This summer I travelled to South Africa with Operation Wallacea for two weeks as a research assistant. The first week was based in Balule Nature Reserve in South Africa, which forms part of the Greater Kruger National Park. We then travelled to Sodwana Bay in the KwaZulu-Natal province, which is situated in the iSimangaliso Wetlands Park, a UNESCO World Heritage Site.
Operation Wallacea is working in partnership with Wildlife and Ecological Investments (WEI) to develop and implement large-scale research programmes studying the impact of the expansion of elephant populations on vegetation and biodiversity. The data collected in these studies is directed towards providing scientific data that will be used to develop a manual of best practices for wildlife conservation reserve managers. Additionally, Operation Wallacea produces annual reports for reserve managers providing details on the expansion of elephant populations, the vegetation and the associated diversity of key taxa. This project is designed to aid conservation managers with large-scale issues for which they do not have the resources to address.
For the second week of my expedition, the group moved to Sodwana Bay, the marine site. Situated in the KwaZulu-Natal province it is an untouched stretch of coast that is rich in marine life. Here I completed the PADI open water dive training. This involved a set of closed water dives in a pool and open water dives in the ocean, as well as theory lessons and tests.
I was excited and slightly anxious at first to be travelling alone to Africa as I had never been to the African continent and had travelled alone long distance only once before. However, as soon as the plane took off I started to relax and enjoy the moment. The journey ran smoothly including the pick up and arrival at the hotel where we would spend the first night. I was a bit nervous meeting the other members of the expedition. We would after all be spending two weeks together and I was worried that I wouldn’t fit in or that everyone would already know each other and it would be more difficult to join in. However, everyone was friendly and kind and I soon made a group of close friends that I will keep for a long time. In the second week, my main concern was completing the PADI Open Water Dive training course.
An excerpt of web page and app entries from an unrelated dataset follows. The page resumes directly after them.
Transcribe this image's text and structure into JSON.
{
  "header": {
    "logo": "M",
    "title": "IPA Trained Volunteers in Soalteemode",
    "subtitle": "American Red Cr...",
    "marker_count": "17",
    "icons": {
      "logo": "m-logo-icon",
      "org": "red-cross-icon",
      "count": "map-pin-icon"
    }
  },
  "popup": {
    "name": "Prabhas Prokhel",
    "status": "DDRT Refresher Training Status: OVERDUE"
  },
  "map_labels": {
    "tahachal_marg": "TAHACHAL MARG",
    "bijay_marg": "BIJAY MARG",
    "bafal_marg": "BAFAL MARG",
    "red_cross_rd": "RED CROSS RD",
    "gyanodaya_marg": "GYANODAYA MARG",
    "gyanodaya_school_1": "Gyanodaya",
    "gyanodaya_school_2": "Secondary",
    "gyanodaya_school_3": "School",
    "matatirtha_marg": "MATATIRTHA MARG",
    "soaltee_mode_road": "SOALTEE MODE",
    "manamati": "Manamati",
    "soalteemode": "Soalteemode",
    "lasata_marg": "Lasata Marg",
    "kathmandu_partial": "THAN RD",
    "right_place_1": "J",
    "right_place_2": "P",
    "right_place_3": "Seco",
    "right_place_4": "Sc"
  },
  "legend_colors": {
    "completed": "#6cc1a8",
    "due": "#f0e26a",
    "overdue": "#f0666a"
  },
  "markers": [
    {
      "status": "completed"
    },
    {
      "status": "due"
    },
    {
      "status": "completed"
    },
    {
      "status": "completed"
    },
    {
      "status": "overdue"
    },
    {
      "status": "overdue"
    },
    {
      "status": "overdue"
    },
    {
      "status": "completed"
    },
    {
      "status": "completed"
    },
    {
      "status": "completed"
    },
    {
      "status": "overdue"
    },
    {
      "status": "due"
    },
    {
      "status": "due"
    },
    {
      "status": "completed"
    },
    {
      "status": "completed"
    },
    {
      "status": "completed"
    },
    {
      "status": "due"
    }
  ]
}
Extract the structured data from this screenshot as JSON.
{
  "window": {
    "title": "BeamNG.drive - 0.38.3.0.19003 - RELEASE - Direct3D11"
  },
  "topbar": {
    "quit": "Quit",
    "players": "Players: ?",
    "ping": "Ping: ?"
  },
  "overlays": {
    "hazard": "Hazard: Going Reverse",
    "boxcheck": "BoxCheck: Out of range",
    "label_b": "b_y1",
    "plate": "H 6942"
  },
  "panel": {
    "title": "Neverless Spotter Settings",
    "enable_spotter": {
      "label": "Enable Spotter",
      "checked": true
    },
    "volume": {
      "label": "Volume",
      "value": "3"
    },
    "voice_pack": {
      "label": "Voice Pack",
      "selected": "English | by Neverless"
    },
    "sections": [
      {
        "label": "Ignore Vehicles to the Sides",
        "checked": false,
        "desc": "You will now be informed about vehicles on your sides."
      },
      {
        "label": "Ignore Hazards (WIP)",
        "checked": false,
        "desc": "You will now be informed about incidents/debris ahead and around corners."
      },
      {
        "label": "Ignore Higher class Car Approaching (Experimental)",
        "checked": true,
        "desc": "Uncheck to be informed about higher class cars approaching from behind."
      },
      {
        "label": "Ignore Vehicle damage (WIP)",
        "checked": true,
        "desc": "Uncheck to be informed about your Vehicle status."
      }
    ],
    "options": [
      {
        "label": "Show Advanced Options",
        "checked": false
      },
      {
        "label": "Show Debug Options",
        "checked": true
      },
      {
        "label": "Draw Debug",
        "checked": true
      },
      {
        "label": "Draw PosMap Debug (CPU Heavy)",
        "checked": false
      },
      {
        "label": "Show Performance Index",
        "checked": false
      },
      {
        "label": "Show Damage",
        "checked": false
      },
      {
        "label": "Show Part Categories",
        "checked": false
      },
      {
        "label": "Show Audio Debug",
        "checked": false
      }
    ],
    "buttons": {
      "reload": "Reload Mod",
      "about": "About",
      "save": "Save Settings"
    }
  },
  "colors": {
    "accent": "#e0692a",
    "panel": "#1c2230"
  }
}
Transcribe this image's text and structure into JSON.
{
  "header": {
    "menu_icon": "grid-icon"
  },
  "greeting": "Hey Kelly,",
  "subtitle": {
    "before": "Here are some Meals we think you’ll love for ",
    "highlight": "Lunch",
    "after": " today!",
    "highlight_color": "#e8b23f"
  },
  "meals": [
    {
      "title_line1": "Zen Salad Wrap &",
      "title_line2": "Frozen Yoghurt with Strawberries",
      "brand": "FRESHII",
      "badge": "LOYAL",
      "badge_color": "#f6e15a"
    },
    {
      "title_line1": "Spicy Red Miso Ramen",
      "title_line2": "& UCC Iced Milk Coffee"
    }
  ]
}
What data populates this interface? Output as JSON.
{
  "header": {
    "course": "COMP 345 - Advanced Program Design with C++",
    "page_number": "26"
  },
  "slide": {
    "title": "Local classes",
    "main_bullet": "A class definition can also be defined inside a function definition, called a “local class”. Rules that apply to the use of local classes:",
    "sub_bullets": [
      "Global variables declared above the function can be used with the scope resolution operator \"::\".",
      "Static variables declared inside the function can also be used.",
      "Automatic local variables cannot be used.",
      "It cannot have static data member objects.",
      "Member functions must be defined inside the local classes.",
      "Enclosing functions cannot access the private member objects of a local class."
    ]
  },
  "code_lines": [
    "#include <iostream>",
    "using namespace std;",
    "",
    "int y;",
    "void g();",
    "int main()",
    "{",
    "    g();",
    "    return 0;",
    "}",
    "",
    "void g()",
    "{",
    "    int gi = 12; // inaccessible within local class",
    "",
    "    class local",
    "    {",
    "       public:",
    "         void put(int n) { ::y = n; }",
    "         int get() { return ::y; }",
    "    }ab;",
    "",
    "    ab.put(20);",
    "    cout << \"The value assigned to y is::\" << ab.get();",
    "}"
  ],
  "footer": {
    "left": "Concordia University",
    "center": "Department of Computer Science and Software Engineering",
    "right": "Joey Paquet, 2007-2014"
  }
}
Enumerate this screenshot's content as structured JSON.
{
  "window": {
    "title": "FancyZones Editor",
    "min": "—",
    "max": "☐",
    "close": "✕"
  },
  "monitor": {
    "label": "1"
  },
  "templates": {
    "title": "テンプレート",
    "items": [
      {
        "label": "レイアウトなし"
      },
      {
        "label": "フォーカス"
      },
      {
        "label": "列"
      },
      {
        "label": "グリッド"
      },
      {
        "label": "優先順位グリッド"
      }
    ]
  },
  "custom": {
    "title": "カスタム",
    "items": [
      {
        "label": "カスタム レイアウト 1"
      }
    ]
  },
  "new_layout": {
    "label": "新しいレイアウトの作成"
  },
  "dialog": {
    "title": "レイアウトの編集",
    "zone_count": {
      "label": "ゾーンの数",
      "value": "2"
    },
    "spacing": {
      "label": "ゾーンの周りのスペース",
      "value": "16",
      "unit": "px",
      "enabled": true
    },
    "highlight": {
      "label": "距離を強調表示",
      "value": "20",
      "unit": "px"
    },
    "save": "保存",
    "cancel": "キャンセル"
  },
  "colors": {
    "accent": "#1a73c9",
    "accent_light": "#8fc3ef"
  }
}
The previous year I managed to get half way through but unfortunately perforated an eardrum during one of the deep dives. I paid careful attention in order to avoid this happening again.
The two weeks were such a rewarding and truly unforgettable journey. I have made lifelong friends and learnt so much from the South African rangers who I cannot thank enough for being so much fun and having so many stories to tell. Not only did I have the chance to walk in the bush and see such amazing wildlife but I also gained valuable field based knowledge that is vital for my future career.